Richard P. McBrien
We have heard a lot of talk in recent months that the solution to the Catholic Church's current sexual-abuse crisis is greater "fidelity" to the church's teachings. However, whenever this point is made, there is an implication that the teachings in question primarily, if not exclusively, concern human sexuality and reproduction: cgastity, birth control, homosexuality, celibacy, women priests, abortion, stem-cell research, cloning and the like.
But official church teachings range much more widely than that. Not only do they touch matters of faith, such as Christ's divinity or his Real Presence in the Eucharist, but also a much broader range of moral questions: social justice, human rights, capital punishment and peace. There is a certain type of Catholic for whom "cafeteria Catholicism" is a failing only of fellow Catholics of a more liberal or progressive orientation. Such Catholics are said to "pick and choose" among church teachings, consistently turning up their noses at the sight of any teaching that pertains to sex.

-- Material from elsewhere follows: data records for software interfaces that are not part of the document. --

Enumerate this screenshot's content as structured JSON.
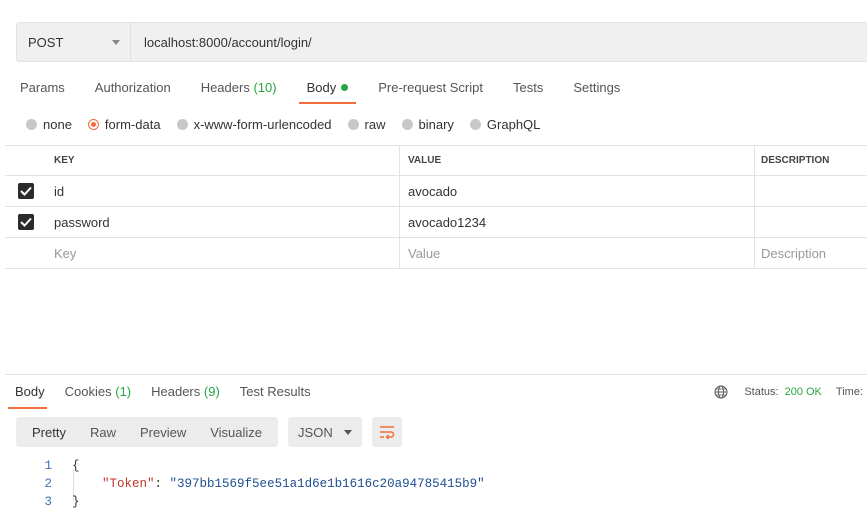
{
  "request": {
    "method": "POST",
    "url": "localhost:8000/account/login/"
  },
  "request_tabs": [
    {
      "label": "Params"
    },
    {
      "label": "Authorization"
    },
    {
      "label": "Headers",
      "count": "(10)"
    },
    {
      "label": "Body"
    },
    {
      "label": "Pre-request Script"
    },
    {
      "label": "Tests"
    },
    {
      "label": "Settings"
    }
  ],
  "body_types": [
    {
      "label": "none"
    },
    {
      "label": "form-data"
    },
    {
      "label": "x-www-form-urlencoded"
    },
    {
      "label": "raw"
    },
    {
      "label": "binary"
    },
    {
      "label": "GraphQL"
    }
  ],
  "selected_body_type": "form-data",
  "form_table": {
    "headers": {
      "key": "KEY",
      "value": "VALUE",
      "description": "DESCRIPTION"
    },
    "rows": [
      {
        "key": "id",
        "value": "avocado",
        "description": "",
        "checked": true
      },
      {
        "key": "password",
        "value": "avocado1234",
        "description": "",
        "checked": true
      }
    ],
    "placeholders": {
      "key": "Key",
      "value": "Value",
      "description": "Description"
    }
  },
  "response_tabs": [
    {
      "label": "Body"
    },
    {
      "label": "Cookies",
      "count": "(1)"
    },
    {
      "label": "Headers",
      "count": "(9)"
    },
    {
      "label": "Test Results"
    }
  ],
  "response_meta": {
    "status_label": "Status:",
    "status_value": "200 OK",
    "time_label": "Time:"
  },
  "view_modes": [
    {
      "label": "Pretty"
    },
    {
      "label": "Raw"
    },
    {
      "label": "Preview"
    },
    {
      "label": "Visualize"
    }
  ],
  "format": "JSON",
  "response_body": {
    "line_numbers": [
      "1",
      "2",
      "3"
    ],
    "open_brace": "{",
    "json_key": "\"Token\"",
    "colon": ": ",
    "json_value": "\"397bb1569f5ee51a1d6e1b1616c20a94785415b9\"",
    "close_brace": "}"
  },
  "colors": {
    "accent": "#f26b3a",
    "success": "#26a642"
  }
}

Yet "cafeteria Catholicism" is practiced on a more "ecumenical" scale within the church; Catholics at the other (conservative) end of the spectrum practice it just as effortlessly as their more liberal counterparts. While these conservatives heartily support papal teaching on birth control and homosexuality for example, they either ignore or deftly interpret away papal teaching on economic rights, Third World debt and the "option for the poor."
If indeed lack of fidelity to the teachings of the church is at the root not only of the current sexual-abuse crisis, but of any and all other crises in the church, those of us who are truly concerned about its spiritual health and well-being need to be on the watch for signs of infidelity all across the board.
As the Christmas shopping season moves into high gear, it might serve…to focus on one U.S. commercial giant whose employment practices seem to conflict openly with the official teachings of the Catholic church on the right of workers to unionize. A recent issue of the New York Times and a PBS broadcast (Now With Bill Moyers) airing the same night, have highlighted some of the persistent problems that have existed between Wal-Mart, the world's largest retailer, and its hourly-wage employees.
Wal-Mart owns 3300 stores in the United States alone, and employs more than one million workers. Not one of them is a union member. According to the New York Times, unions have made only one successful effort at organizing at a Wal-Mart store in the United States - in a butchers' department in a Texas outlet. Two weeks later the company closed down the department and the employees lost their jobs.
As of early last month there have been as many as ten judgments against Wal-Mart by the National Labor Relations Board (NLRB) for this single union drive in Texas. One of the most serious negative effects of Wal-Mart's militantly anti-union practices is that the wages and benefits of all workers throughout the retail industry suffer because of the depressive effect of its pay-and-benefits scale. Wal-Mart workers earn on average less than $9 an hour and $18,000 a year. As in any community, region or industry, the wage scale set by the biggest employer serves as a reference point for all other employers.
If the biggest company in an area pays well, everyone else benefits because they can point to that company as a basis for comparison. But the opposite is also true. Thus, many of Wal-Mart's unionized competitors (Sears, Kmart, Safeway, Kroger) have started demanding contract concessions, insisting that it is difficult to remain competitive when Wal-Mart's wages and benefits are often 20% below their own.
Unionized Kroger workers, for example, earn an average of $14-$17 an hour after three years, while comparable Wal-Mart employees earn $10-$12 an hour. Over the last four years alone, the NLRB has filed more than 40 complaints against Wal-Mart for illegal anti-union practices. According to these complaints, Wal-Mart has in some cases fired union supporters, intimidated workers who showed an interest in a union, threatened to deny workers their promotions or bonuses for union activities, and confiscated pro-union literature.
The Catholic church has gone on record time and again in support of unionization, beginning with Pope Leo XIII's ground-breaking encyclical Rerum Novarum ("On the Condition of the Working Person"), and then continuing for over a century into the current pontificate of John Paul II.
There are no ifs, ands or buts. According to explicit and repeated papal teaching, workers have the right to unionize. Presently, Catholics can demonstrate their fidelity to church teachings by shopping elsewhere.